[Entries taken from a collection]
§
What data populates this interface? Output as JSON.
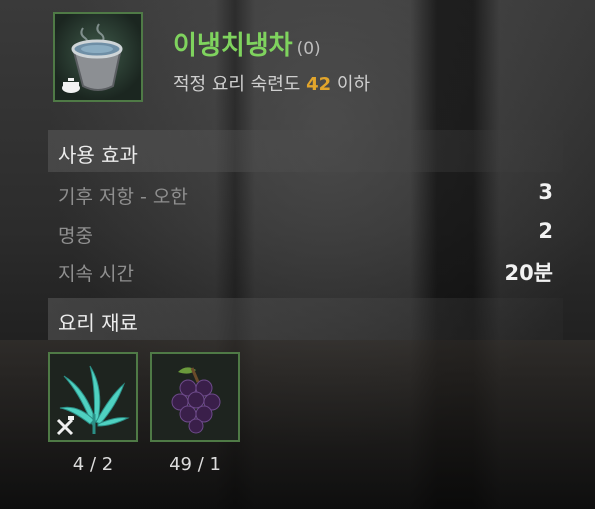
{
  "item": {
    "icon": "tea-cup-icon",
    "name": "이냉치냉차",
    "count": "(0)",
    "requirement_prefix": "적정 요리 숙련도",
    "requirement_level": "42",
    "requirement_suffix": "이하"
  },
  "effects": {
    "header": "사용 효과",
    "rows": [
      {
        "label": "기후 저항 - 오한",
        "value": "3"
      },
      {
        "label": "명중",
        "value": "2"
      },
      {
        "label": "지속 시간",
        "value": "20분"
      }
    ]
  },
  "ingredients": {
    "header": "요리 재료",
    "items": [
      {
        "icon": "herb-leaf-icon",
        "quantity": "4 / 2"
      },
      {
        "icon": "grape-icon",
        "quantity": "49 / 1"
      }
    ]
  },
  "colors": {
    "item_name": "#7fd35e",
    "level_highlight": "#e2a52b",
    "frame_border": "#4f7a46"
  }
}
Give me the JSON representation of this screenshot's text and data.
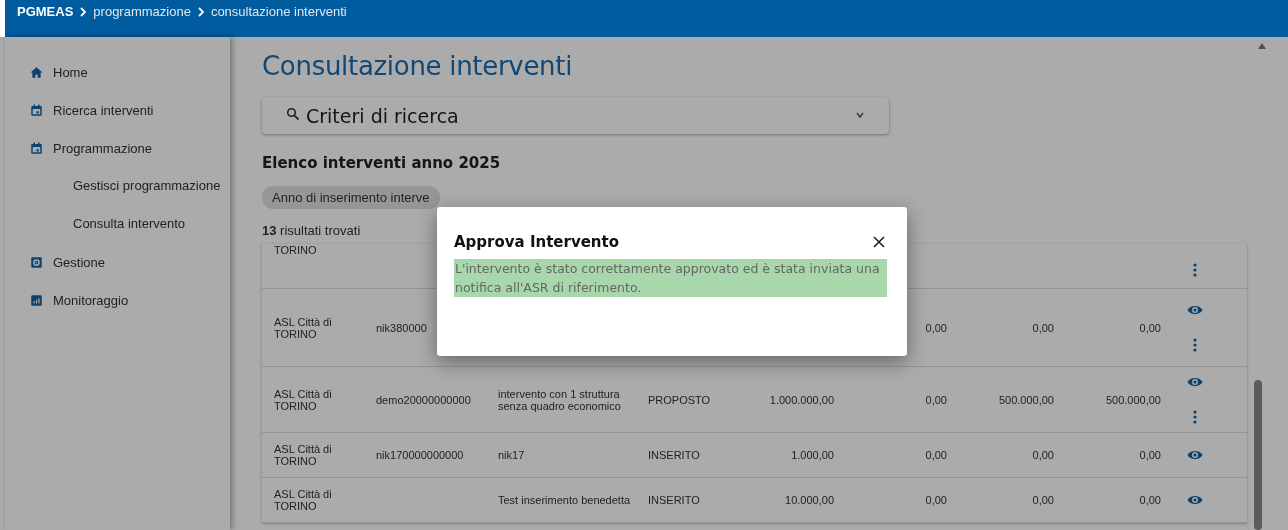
{
  "breadcrumb": [
    {
      "label": "PGMEAS"
    },
    {
      "label": "programmazione"
    },
    {
      "label": "consultazione interventi"
    }
  ],
  "sidebar": {
    "items": [
      {
        "label": "Home"
      },
      {
        "label": "Ricerca interventi"
      },
      {
        "label": "Programmazione",
        "children": [
          {
            "label": "Gestisci programmazione"
          },
          {
            "label": "Consulta intervento"
          }
        ]
      },
      {
        "label": "Gestione"
      },
      {
        "label": "Monitoraggio"
      }
    ]
  },
  "page_title": "Consultazione interventi",
  "search_panel": {
    "title": "Criteri di ricerca",
    "expanded": false
  },
  "list_title": "Elenco interventi anno 2025",
  "filter_chip": {
    "label": "Anno di inserimento interve"
  },
  "results": {
    "count": "13",
    "label": "risultati trovati"
  },
  "table": {
    "rows": [
      {
        "cells": [
          "TORINO",
          "",
          "",
          "",
          "",
          "",
          "",
          ""
        ],
        "view": false,
        "menu": true
      },
      {
        "cells": [
          "ASL Città di TORINO",
          "nik380000",
          "",
          "",
          "",
          "0,00",
          "0,00",
          "0,00"
        ],
        "view": true,
        "menu": true
      },
      {
        "cells": [
          "ASL Città di TORINO",
          "demo20000000000",
          "intervento con 1 struttura senza quadro economico",
          "PROPOSTO",
          "1.000.000,00",
          "0,00",
          "500.000,00",
          "500.000,00"
        ],
        "view": true,
        "menu": true
      },
      {
        "cells": [
          "ASL Città di TORINO",
          "nik170000000000",
          "nik17",
          "INSERITO",
          "1.000,00",
          "0,00",
          "0,00",
          "0,00"
        ],
        "view": true,
        "menu": false
      },
      {
        "cells": [
          "ASL Città di TORINO",
          "",
          "Test inserimento benedetta",
          "INSERITO",
          "10.000,00",
          "0,00",
          "0,00",
          "0,00"
        ],
        "view": true,
        "menu": false
      }
    ]
  },
  "dialog": {
    "title": "Approva Intervento",
    "message": "L'intervento è stato correttamente approvato ed è stata inviata una notifica all'ASR di riferimento."
  }
}
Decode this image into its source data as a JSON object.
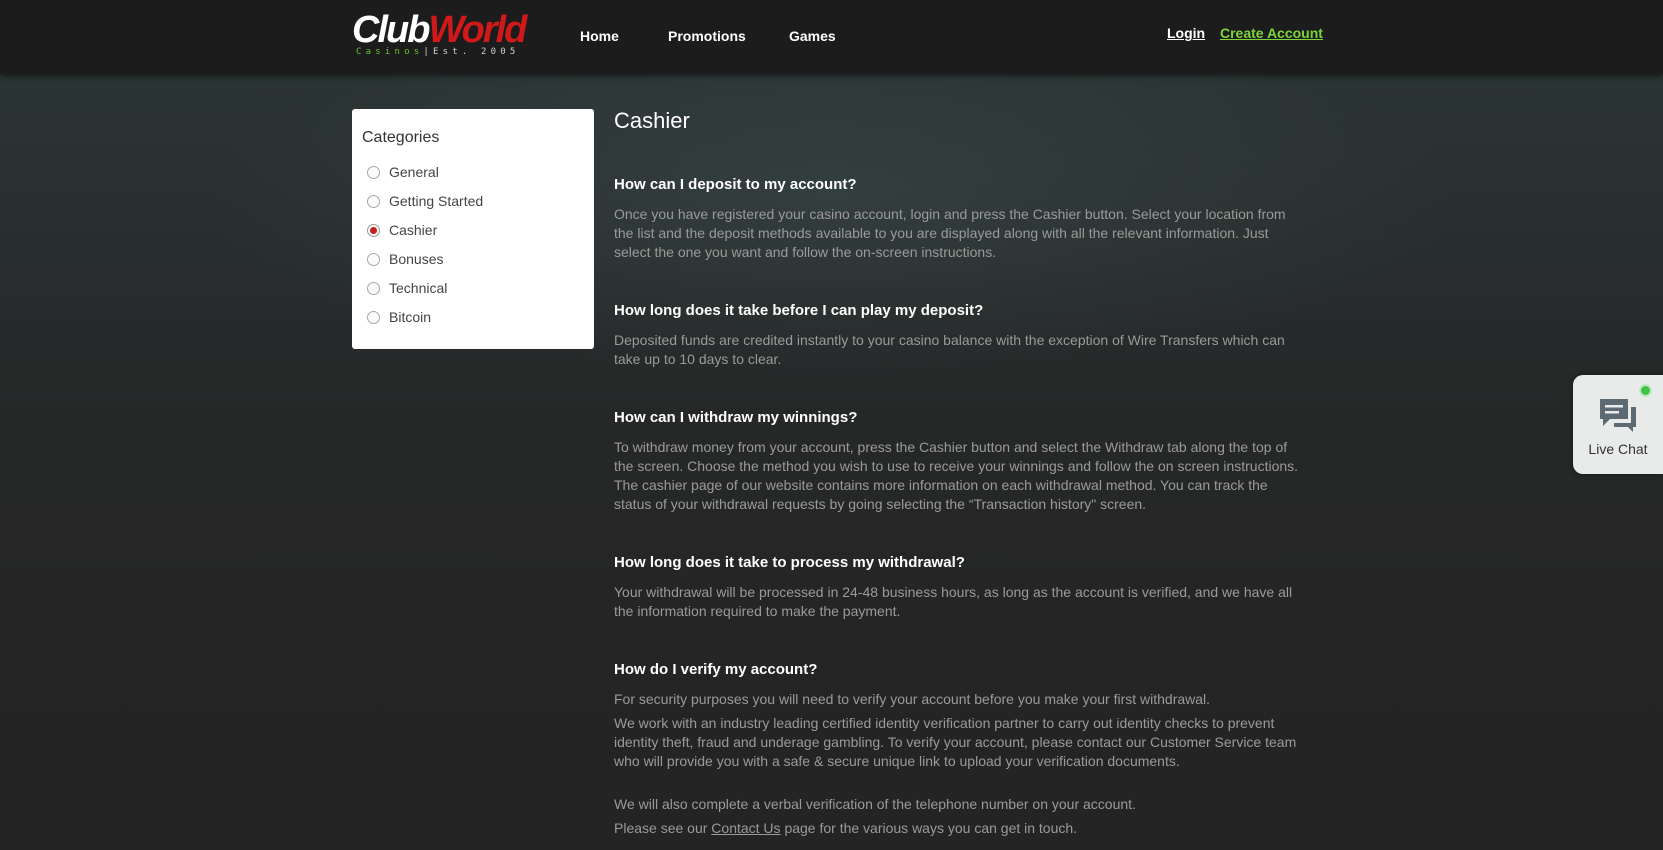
{
  "header": {
    "logo": {
      "club": "Club",
      "world": "World",
      "tagline_casinos": "Casinos",
      "tagline_separator": "|",
      "tagline_est": "Est. 2005"
    },
    "nav": [
      "Home",
      "Promotions",
      "Games"
    ],
    "login_label": "Login",
    "create_account_label": "Create Account"
  },
  "sidebar": {
    "title": "Categories",
    "items": [
      {
        "label": "General",
        "selected": false
      },
      {
        "label": "Getting Started",
        "selected": false
      },
      {
        "label": "Cashier",
        "selected": true
      },
      {
        "label": "Bonuses",
        "selected": false
      },
      {
        "label": "Technical",
        "selected": false
      },
      {
        "label": "Bitcoin",
        "selected": false
      }
    ]
  },
  "main": {
    "title": "Cashier",
    "faqs": [
      {
        "question": "How can I deposit to my account?",
        "answer": "Once you have registered your casino account, login and press the Cashier button. Select your location from the list and the deposit methods available to you are displayed along with all the relevant information. Just select the one you want and follow the on-screen instructions."
      },
      {
        "question": "How long does it take before I can play my deposit?",
        "answer": "Deposited funds are credited instantly to your casino balance with the exception of Wire Transfers which can take up to 10 days to clear."
      },
      {
        "question": "How can I withdraw my winnings?",
        "answer": "To withdraw money from your account, press the Cashier button and select the Withdraw tab along the top of the screen. Choose the method you wish to use to receive your winnings and follow the on screen instructions. The cashier page of our website contains more information on each withdrawal method. You can track the status of your withdrawal requests by going selecting the “Transaction history\" screen."
      },
      {
        "question": "How long does it take to process my withdrawal?",
        "answer": "Your withdrawal will be processed in 24-48 business hours, as long as the account is verified, and we have all the information required to make the payment."
      },
      {
        "question": "How do I verify my account?",
        "answer_p1": "For security purposes you will need to verify your account before you make your first withdrawal.",
        "answer_p2": "We work with an industry leading certified identity verification partner to carry out identity checks to prevent identity theft, fraud and underage gambling. To verify your account, please contact our Customer Service team who will provide you with a safe & secure unique link to upload your verification documents.",
        "answer_p3": "We will also complete a verbal verification of the telephone number on your account.",
        "answer_p4_before": "Please see our",
        "answer_p4_link": "Contact Us",
        "answer_p4_after": "page for the various ways you can get in touch."
      }
    ]
  },
  "live_chat": {
    "label": "Live Chat",
    "status_color": "#3ec24a",
    "icon": "chat-bubbles-icon"
  },
  "colors": {
    "accent_red": "#c81e1e",
    "create_account_green": "#7dd43a",
    "background": "#242424"
  }
}
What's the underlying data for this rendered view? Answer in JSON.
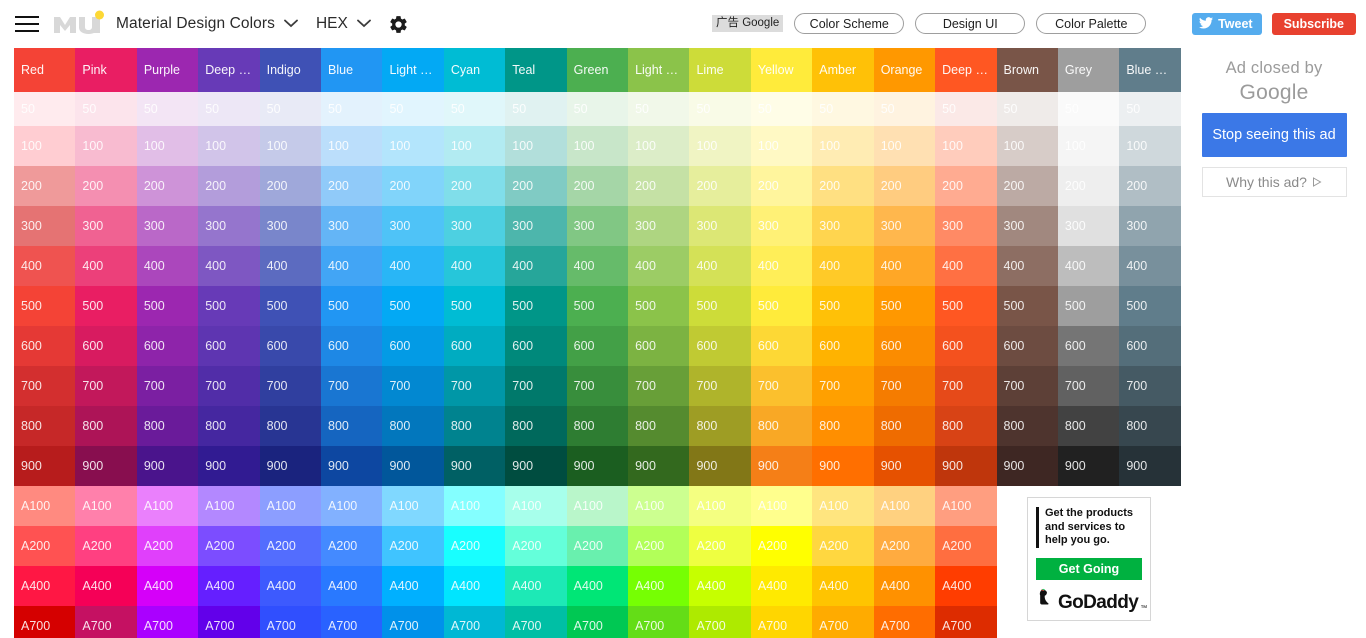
{
  "appbar": {
    "menu_icon": "hamburger-menu-icon",
    "logo": "mui-logo",
    "palette_title": "Material Design Colors",
    "palette_chevron": "chevron-down-icon",
    "format_label": "HEX",
    "format_chevron": "chevron-down-icon",
    "settings_icon": "gear-icon",
    "ad_tag": "广告 Google",
    "ad_chips": [
      "Color Scheme",
      "Design UI",
      "Color Palette"
    ],
    "tweet_label": "Tweet",
    "tweet_icon": "twitter-bird-icon",
    "tweet_color": "#55acee",
    "subscribe_label": "Subscribe",
    "subscribe_color": "#e8412f"
  },
  "ad_panel": {
    "closed_line1": "Ad closed by",
    "closed_line2": "Google",
    "stop_button": "Stop seeing this ad",
    "stop_button_color": "#3b78e7",
    "why_button": "Why this ad?",
    "why_icon": "play-triangle-icon"
  },
  "godaddy_ad": {
    "headline": "Get the products and services to help you go.",
    "cta_label": "Get Going",
    "cta_color": "#00b140",
    "brand": "GoDaddy",
    "brand_mark": "™",
    "logo_icon": "godaddy-heart-icon"
  },
  "palette": {
    "shade_labels": [
      "50",
      "100",
      "200",
      "300",
      "400",
      "500",
      "600",
      "700",
      "800",
      "900",
      "A100",
      "A200",
      "A400",
      "A700"
    ],
    "columns": [
      {
        "name": "Red",
        "label": "Red",
        "shades": {
          "50": "#ffebee",
          "100": "#ffcdd2",
          "200": "#ef9a9a",
          "300": "#e57373",
          "400": "#ef5350",
          "500": "#f44336",
          "600": "#e53935",
          "700": "#d32f2f",
          "800": "#c62828",
          "900": "#b71c1c",
          "A100": "#ff8a80",
          "A200": "#ff5252",
          "A400": "#ff1744",
          "A700": "#d50000"
        }
      },
      {
        "name": "Pink",
        "label": "Pink",
        "shades": {
          "50": "#fce4ec",
          "100": "#f8bbd0",
          "200": "#f48fb1",
          "300": "#f06292",
          "400": "#ec407a",
          "500": "#e91e63",
          "600": "#d81b60",
          "700": "#c2185b",
          "800": "#ad1457",
          "900": "#880e4f",
          "A100": "#ff80ab",
          "A200": "#ff4081",
          "A400": "#f50057",
          "A700": "#c51162"
        }
      },
      {
        "name": "Purple",
        "label": "Purple",
        "shades": {
          "50": "#f3e5f5",
          "100": "#e1bee7",
          "200": "#ce93d8",
          "300": "#ba68c8",
          "400": "#ab47bc",
          "500": "#9c27b0",
          "600": "#8e24aa",
          "700": "#7b1fa2",
          "800": "#6a1b9a",
          "900": "#4a148c",
          "A100": "#ea80fc",
          "A200": "#e040fb",
          "A400": "#d500f9",
          "A700": "#aa00ff"
        }
      },
      {
        "name": "Deep Purple",
        "label": "Deep …",
        "shades": {
          "50": "#ede7f6",
          "100": "#d1c4e9",
          "200": "#b39ddb",
          "300": "#9575cd",
          "400": "#7e57c2",
          "500": "#673ab7",
          "600": "#5e35b1",
          "700": "#512da8",
          "800": "#4527a0",
          "900": "#311b92",
          "A100": "#b388ff",
          "A200": "#7c4dff",
          "A400": "#651fff",
          "A700": "#6200ea"
        }
      },
      {
        "name": "Indigo",
        "label": "Indigo",
        "shades": {
          "50": "#e8eaf6",
          "100": "#c5cae9",
          "200": "#9fa8da",
          "300": "#7986cb",
          "400": "#5c6bc0",
          "500": "#3f51b5",
          "600": "#3949ab",
          "700": "#303f9f",
          "800": "#283593",
          "900": "#1a237e",
          "A100": "#8c9eff",
          "A200": "#536dfe",
          "A400": "#3d5afe",
          "A700": "#304ffe"
        }
      },
      {
        "name": "Blue",
        "label": "Blue",
        "shades": {
          "50": "#e3f2fd",
          "100": "#bbdefb",
          "200": "#90caf9",
          "300": "#64b5f6",
          "400": "#42a5f5",
          "500": "#2196f3",
          "600": "#1e88e5",
          "700": "#1976d2",
          "800": "#1565c0",
          "900": "#0d47a1",
          "A100": "#82b1ff",
          "A200": "#448aff",
          "A400": "#2979ff",
          "A700": "#2962ff"
        }
      },
      {
        "name": "Light Blue",
        "label": "Light …",
        "shades": {
          "50": "#e1f5fe",
          "100": "#b3e5fc",
          "200": "#81d4fa",
          "300": "#4fc3f7",
          "400": "#29b6f6",
          "500": "#03a9f4",
          "600": "#039be5",
          "700": "#0288d1",
          "800": "#0277bd",
          "900": "#01579b",
          "A100": "#80d8ff",
          "A200": "#40c4ff",
          "A400": "#00b0ff",
          "A700": "#0091ea"
        }
      },
      {
        "name": "Cyan",
        "label": "Cyan",
        "shades": {
          "50": "#e0f7fa",
          "100": "#b2ebf2",
          "200": "#80deea",
          "300": "#4dd0e1",
          "400": "#26c6da",
          "500": "#00bcd4",
          "600": "#00acc1",
          "700": "#0097a7",
          "800": "#00838f",
          "900": "#006064",
          "A100": "#84ffff",
          "A200": "#18ffff",
          "A400": "#00e5ff",
          "A700": "#00b8d4"
        }
      },
      {
        "name": "Teal",
        "label": "Teal",
        "shades": {
          "50": "#e0f2f1",
          "100": "#b2dfdb",
          "200": "#80cbc4",
          "300": "#4db6ac",
          "400": "#26a69a",
          "500": "#009688",
          "600": "#00897b",
          "700": "#00796b",
          "800": "#00695c",
          "900": "#004d40",
          "A100": "#a7ffeb",
          "A200": "#64ffda",
          "A400": "#1de9b6",
          "A700": "#00bfa5"
        }
      },
      {
        "name": "Green",
        "label": "Green",
        "shades": {
          "50": "#e8f5e9",
          "100": "#c8e6c9",
          "200": "#a5d6a7",
          "300": "#81c784",
          "400": "#66bb6a",
          "500": "#4caf50",
          "600": "#43a047",
          "700": "#388e3c",
          "800": "#2e7d32",
          "900": "#1b5e20",
          "A100": "#b9f6ca",
          "A200": "#69f0ae",
          "A400": "#00e676",
          "A700": "#00c853"
        }
      },
      {
        "name": "Light Green",
        "label": "Light …",
        "shades": {
          "50": "#f1f8e9",
          "100": "#dcedc8",
          "200": "#c5e1a5",
          "300": "#aed581",
          "400": "#9ccc65",
          "500": "#8bc34a",
          "600": "#7cb342",
          "700": "#689f38",
          "800": "#558b2f",
          "900": "#33691e",
          "A100": "#ccff90",
          "A200": "#b2ff59",
          "A400": "#76ff03",
          "A700": "#64dd17"
        }
      },
      {
        "name": "Lime",
        "label": "Lime",
        "shades": {
          "50": "#f9fbe7",
          "100": "#f0f4c3",
          "200": "#e6ee9c",
          "300": "#dce775",
          "400": "#d4e157",
          "500": "#cddc39",
          "600": "#c0ca33",
          "700": "#afb42b",
          "800": "#9e9d24",
          "900": "#827717",
          "A100": "#f4ff81",
          "A200": "#eeff41",
          "A400": "#c6ff00",
          "A700": "#aeea00"
        }
      },
      {
        "name": "Yellow",
        "label": "Yellow",
        "shades": {
          "50": "#fffde7",
          "100": "#fff9c4",
          "200": "#fff59d",
          "300": "#fff176",
          "400": "#ffee58",
          "500": "#ffeb3b",
          "600": "#fdd835",
          "700": "#fbc02d",
          "800": "#f9a825",
          "900": "#f57f17",
          "A100": "#ffff8d",
          "A200": "#ffff00",
          "A400": "#ffea00",
          "A700": "#ffd600"
        }
      },
      {
        "name": "Amber",
        "label": "Amber",
        "shades": {
          "50": "#fff8e1",
          "100": "#ffecb3",
          "200": "#ffe082",
          "300": "#ffd54f",
          "400": "#ffca28",
          "500": "#ffc107",
          "600": "#ffb300",
          "700": "#ffa000",
          "800": "#ff8f00",
          "900": "#ff6f00",
          "A100": "#ffe57f",
          "A200": "#ffd740",
          "A400": "#ffc400",
          "A700": "#ffab00"
        }
      },
      {
        "name": "Orange",
        "label": "Orange",
        "shades": {
          "50": "#fff3e0",
          "100": "#ffe0b2",
          "200": "#ffcc80",
          "300": "#ffb74d",
          "400": "#ffa726",
          "500": "#ff9800",
          "600": "#fb8c00",
          "700": "#f57c00",
          "800": "#ef6c00",
          "900": "#e65100",
          "A100": "#ffd180",
          "A200": "#ffab40",
          "A400": "#ff9100",
          "A700": "#ff6d00"
        }
      },
      {
        "name": "Deep Orange",
        "label": "Deep …",
        "shades": {
          "50": "#fbe9e7",
          "100": "#ffccbc",
          "200": "#ffab91",
          "300": "#ff8a65",
          "400": "#ff7043",
          "500": "#ff5722",
          "600": "#f4511e",
          "700": "#e64a19",
          "800": "#d84315",
          "900": "#bf360c",
          "A100": "#ff9e80",
          "A200": "#ff6e40",
          "A400": "#ff3d00",
          "A700": "#dd2c00"
        }
      },
      {
        "name": "Brown",
        "label": "Brown",
        "shades": {
          "50": "#efebe9",
          "100": "#d7ccc8",
          "200": "#bcaaa4",
          "300": "#a1887f",
          "400": "#8d6e63",
          "500": "#795548",
          "600": "#6d4c41",
          "700": "#5d4037",
          "800": "#4e342e",
          "900": "#3e2723",
          "A100": "",
          "A200": "",
          "A400": "",
          "A700": ""
        }
      },
      {
        "name": "Grey",
        "label": "Grey",
        "shades": {
          "50": "#fafafa",
          "100": "#f5f5f5",
          "200": "#eeeeee",
          "300": "#e0e0e0",
          "400": "#bdbdbd",
          "500": "#9e9e9e",
          "600": "#757575",
          "700": "#616161",
          "800": "#424242",
          "900": "#212121",
          "A100": "",
          "A200": "",
          "A400": "",
          "A700": ""
        }
      },
      {
        "name": "Blue Grey",
        "label": "Blue …",
        "shades": {
          "50": "#eceff1",
          "100": "#cfd8dc",
          "200": "#b0bec5",
          "300": "#90a4ae",
          "400": "#78909c",
          "500": "#607d8b",
          "600": "#546e7a",
          "700": "#455a64",
          "800": "#37474f",
          "900": "#263238",
          "A100": "",
          "A200": "",
          "A400": "",
          "A700": ""
        }
      }
    ]
  }
}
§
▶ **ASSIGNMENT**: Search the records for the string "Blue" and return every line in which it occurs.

▶ **TASK ANSWER**:
        "name": "Blue",
        "label": "Blue",
        "name": "Light Blue",
        "name": "Blue Grey",
        "label": "Blue …",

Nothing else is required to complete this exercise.